Bob said...

Ok, but the Alliance isn't all sunshine and puppies either.
The Humans are corrupt, which led to VC leading the Defias against Stormwind.
The Gnomes are evil little beings that experiment on each other with no regard for safety only beleiving that the end justifies their means and, oops, accidentally wiped out their home town so they had to move in with their drunken neighbors.
The nature-loving Night Elves, in a desparate act to regain their giant tree-house and immortality, corrupted an entire section of the planet.
The Draenei, wanting to prove they belong as neighbors to the Night Elves, caused an environmental disaster with their little spaceship crash.
As for the Dwarves, is there an Azerothian Alcoholics Anonymous?

Merlot said...

I think there's a difference between having problems, making mistakes, and holding malicious intentions. The difficulty with defending Horde policy and actions always comes down to the Forsaken.
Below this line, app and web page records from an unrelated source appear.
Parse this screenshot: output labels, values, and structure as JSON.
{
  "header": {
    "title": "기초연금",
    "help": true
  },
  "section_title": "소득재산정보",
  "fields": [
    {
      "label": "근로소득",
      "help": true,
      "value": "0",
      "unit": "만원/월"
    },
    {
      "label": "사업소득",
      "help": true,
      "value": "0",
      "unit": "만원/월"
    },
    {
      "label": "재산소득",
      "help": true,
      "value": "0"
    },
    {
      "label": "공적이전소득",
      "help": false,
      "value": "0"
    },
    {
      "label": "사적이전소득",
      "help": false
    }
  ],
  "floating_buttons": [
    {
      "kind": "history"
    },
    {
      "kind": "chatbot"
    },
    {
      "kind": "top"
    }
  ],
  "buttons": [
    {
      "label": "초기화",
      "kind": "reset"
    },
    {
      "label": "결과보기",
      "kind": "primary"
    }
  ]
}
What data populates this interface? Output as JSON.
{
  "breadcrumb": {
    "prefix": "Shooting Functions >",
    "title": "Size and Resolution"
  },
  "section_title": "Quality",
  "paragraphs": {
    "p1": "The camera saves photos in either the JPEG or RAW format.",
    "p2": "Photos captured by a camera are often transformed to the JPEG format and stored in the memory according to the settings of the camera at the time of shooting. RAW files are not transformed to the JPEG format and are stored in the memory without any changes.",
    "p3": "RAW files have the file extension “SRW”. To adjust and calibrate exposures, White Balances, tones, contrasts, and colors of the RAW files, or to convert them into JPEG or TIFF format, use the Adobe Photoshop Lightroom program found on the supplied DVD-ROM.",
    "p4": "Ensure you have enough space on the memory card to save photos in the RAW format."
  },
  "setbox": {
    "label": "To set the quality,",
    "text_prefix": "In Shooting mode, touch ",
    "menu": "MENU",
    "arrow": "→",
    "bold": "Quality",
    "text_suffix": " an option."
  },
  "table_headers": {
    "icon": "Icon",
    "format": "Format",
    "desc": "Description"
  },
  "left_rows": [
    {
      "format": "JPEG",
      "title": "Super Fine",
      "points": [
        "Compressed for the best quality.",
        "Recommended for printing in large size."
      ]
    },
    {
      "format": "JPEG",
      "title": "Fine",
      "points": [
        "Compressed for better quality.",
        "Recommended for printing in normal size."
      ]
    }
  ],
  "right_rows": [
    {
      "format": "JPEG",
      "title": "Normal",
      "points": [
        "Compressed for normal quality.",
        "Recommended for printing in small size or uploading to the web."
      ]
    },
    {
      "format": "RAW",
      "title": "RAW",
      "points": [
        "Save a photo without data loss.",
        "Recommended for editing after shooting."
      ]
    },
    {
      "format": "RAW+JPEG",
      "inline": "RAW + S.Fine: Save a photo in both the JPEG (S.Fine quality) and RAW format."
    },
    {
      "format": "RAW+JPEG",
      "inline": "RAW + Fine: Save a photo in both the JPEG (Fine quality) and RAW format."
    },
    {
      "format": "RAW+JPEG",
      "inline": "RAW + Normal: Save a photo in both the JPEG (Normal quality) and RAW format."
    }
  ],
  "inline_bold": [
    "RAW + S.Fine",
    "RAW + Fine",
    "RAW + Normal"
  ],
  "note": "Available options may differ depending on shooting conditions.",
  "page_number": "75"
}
You really can't fairly compare the Forsaken to any Alliance faction. I honestly don't know even why any Horde faction remains loyal to them.

Wrathgate raised a lot of unanswered questions for me. What does Thrall think of the RAC? Why does Sylvanus continue to sponsor it? Why are the Taurens not more outspoken? Where were the Blood Elves at the battle for Undercity?

I really hope we might see a cultural shift in the Forsaken now, or in the near future. Perhaps when the Lich King is dead, the thirst for vengeance may mellow. If Sylvanus doesn't steer her people away from global genocide, it's hard to see how even the Orcs can continue to stand by them. When the Alliance are dead, guess who'll be next?